## Data in this exercise

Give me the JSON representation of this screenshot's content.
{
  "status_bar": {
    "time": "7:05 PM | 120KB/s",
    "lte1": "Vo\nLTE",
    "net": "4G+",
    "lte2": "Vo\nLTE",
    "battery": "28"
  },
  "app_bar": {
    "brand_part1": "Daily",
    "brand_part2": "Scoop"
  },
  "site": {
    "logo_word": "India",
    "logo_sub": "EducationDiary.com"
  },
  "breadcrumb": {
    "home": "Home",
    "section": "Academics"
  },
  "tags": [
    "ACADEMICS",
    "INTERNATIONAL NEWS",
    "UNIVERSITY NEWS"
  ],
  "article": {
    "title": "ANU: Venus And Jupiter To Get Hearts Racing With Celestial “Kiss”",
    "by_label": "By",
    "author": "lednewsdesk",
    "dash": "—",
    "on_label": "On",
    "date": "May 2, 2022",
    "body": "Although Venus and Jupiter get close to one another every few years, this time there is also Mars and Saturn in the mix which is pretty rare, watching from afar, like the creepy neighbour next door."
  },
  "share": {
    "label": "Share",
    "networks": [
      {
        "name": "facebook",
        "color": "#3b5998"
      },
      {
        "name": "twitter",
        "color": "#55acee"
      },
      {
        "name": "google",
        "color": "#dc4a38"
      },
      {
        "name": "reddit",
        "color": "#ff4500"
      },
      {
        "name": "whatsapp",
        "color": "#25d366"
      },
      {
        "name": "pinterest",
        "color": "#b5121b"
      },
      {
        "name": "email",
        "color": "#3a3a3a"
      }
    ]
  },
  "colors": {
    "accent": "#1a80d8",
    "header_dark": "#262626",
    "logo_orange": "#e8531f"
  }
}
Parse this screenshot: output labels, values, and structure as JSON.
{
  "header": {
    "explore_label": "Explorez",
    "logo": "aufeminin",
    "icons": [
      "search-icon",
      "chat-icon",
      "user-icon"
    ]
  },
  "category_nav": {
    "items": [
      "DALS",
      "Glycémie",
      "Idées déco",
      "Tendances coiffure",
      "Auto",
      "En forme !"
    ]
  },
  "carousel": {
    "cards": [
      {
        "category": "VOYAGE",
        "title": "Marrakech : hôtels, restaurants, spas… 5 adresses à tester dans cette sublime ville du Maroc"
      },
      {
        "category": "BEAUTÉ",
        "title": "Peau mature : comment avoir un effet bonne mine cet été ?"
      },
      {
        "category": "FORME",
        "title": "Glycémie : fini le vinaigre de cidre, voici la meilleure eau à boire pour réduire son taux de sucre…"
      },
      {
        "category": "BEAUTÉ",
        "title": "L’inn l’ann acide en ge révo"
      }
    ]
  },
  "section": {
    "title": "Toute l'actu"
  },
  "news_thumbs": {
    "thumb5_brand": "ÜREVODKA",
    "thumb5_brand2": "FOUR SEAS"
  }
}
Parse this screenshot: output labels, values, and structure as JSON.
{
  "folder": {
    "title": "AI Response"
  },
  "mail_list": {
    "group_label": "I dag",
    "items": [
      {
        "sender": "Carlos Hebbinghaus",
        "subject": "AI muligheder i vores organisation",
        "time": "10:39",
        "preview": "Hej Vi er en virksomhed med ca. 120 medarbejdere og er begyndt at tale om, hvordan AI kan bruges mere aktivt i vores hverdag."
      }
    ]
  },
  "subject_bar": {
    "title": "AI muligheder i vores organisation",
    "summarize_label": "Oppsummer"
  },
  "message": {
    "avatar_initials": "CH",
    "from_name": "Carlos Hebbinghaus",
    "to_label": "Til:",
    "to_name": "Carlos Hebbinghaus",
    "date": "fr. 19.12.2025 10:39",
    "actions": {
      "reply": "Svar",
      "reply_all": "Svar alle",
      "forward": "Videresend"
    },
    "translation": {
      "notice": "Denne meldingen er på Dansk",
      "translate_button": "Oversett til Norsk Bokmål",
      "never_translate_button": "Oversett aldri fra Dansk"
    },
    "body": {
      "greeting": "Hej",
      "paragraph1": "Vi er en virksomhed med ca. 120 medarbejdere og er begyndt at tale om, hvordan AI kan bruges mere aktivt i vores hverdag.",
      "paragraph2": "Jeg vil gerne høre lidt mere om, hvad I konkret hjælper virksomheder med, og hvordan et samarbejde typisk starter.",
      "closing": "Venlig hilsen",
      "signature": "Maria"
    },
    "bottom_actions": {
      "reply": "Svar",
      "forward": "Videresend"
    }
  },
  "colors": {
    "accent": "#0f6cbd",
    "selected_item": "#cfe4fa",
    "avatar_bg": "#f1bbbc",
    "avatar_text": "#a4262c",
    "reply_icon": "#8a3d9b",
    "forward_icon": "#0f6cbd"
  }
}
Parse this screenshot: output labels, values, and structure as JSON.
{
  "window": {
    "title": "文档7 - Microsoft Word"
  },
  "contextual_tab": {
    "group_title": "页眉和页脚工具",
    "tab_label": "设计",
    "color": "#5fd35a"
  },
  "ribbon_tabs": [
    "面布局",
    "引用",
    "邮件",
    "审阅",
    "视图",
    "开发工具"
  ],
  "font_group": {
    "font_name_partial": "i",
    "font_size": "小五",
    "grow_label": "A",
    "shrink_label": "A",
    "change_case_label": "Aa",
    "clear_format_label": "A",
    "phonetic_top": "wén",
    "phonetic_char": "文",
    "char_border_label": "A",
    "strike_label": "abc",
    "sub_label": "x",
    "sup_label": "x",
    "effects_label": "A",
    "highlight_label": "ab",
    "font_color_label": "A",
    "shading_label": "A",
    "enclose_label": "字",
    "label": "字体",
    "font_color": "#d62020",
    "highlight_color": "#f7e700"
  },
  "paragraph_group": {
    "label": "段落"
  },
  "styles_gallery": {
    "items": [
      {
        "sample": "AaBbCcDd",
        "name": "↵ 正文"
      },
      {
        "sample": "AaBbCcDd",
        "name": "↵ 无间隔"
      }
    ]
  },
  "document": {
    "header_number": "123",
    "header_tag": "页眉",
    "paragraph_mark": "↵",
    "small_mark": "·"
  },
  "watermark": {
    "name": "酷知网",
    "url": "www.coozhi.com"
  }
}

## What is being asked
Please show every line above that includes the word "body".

## Finished exercise
    "body": "Although Venus and Jupiter get close to one another every few years, this time there is also Mars and Saturn in the mix which is pretty rare, watching from afar, like the creepy neighbour next door."
    "body": {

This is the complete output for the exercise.